++++ Raw data ++++

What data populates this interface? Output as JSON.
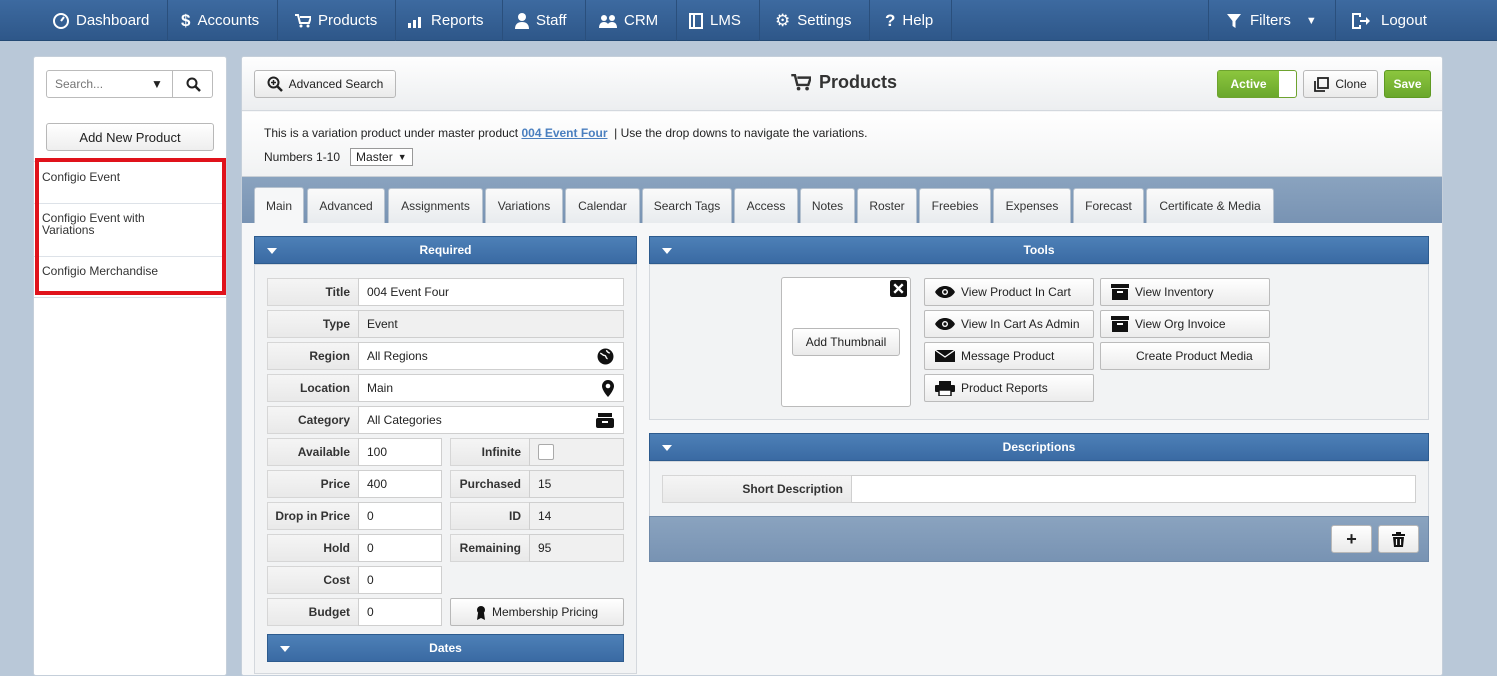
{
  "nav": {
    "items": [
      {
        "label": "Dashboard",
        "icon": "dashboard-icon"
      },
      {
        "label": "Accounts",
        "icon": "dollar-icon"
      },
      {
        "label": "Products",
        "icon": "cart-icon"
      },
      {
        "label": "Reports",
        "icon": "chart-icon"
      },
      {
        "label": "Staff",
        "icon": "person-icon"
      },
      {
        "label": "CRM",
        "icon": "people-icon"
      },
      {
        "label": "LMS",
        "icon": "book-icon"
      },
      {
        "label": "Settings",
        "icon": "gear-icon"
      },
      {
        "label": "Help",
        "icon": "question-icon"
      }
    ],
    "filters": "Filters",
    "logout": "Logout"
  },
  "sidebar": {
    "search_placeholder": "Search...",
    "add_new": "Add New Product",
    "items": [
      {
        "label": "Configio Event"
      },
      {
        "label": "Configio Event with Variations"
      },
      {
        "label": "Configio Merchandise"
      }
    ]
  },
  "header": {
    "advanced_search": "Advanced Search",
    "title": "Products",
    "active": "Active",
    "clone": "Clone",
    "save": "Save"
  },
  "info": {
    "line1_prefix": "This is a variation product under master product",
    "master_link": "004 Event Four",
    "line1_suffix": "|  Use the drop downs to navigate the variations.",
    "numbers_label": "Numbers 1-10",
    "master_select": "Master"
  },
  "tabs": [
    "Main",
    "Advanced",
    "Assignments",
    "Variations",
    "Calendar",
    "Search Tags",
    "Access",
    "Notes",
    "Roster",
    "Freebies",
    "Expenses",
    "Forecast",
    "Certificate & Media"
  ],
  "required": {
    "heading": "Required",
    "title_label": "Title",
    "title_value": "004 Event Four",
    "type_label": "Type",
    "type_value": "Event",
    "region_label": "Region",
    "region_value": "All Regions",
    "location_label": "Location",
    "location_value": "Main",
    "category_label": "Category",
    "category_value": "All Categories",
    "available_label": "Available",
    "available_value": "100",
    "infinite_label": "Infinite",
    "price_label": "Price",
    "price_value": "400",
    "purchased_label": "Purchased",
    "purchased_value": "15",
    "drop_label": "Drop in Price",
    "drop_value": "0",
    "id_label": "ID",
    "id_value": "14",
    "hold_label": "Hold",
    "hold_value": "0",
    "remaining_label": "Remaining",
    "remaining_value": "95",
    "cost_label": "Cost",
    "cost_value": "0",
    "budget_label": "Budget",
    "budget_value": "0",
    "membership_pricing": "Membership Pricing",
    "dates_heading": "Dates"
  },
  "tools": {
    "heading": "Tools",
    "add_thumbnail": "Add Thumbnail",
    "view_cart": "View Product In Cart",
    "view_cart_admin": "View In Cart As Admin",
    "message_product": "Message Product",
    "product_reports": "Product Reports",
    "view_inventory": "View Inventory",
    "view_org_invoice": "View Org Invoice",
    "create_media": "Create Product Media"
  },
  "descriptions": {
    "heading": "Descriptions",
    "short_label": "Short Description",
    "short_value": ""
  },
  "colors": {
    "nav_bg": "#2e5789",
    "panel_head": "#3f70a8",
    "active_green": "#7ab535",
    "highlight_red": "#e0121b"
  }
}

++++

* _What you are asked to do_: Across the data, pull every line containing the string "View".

* _The completed task_:
    "view_cart": "View Product In Cart",
    "view_cart_admin": "View In Cart As Admin",
    "view_inventory": "View Inventory",
    "view_org_invoice": "View Org Invoice",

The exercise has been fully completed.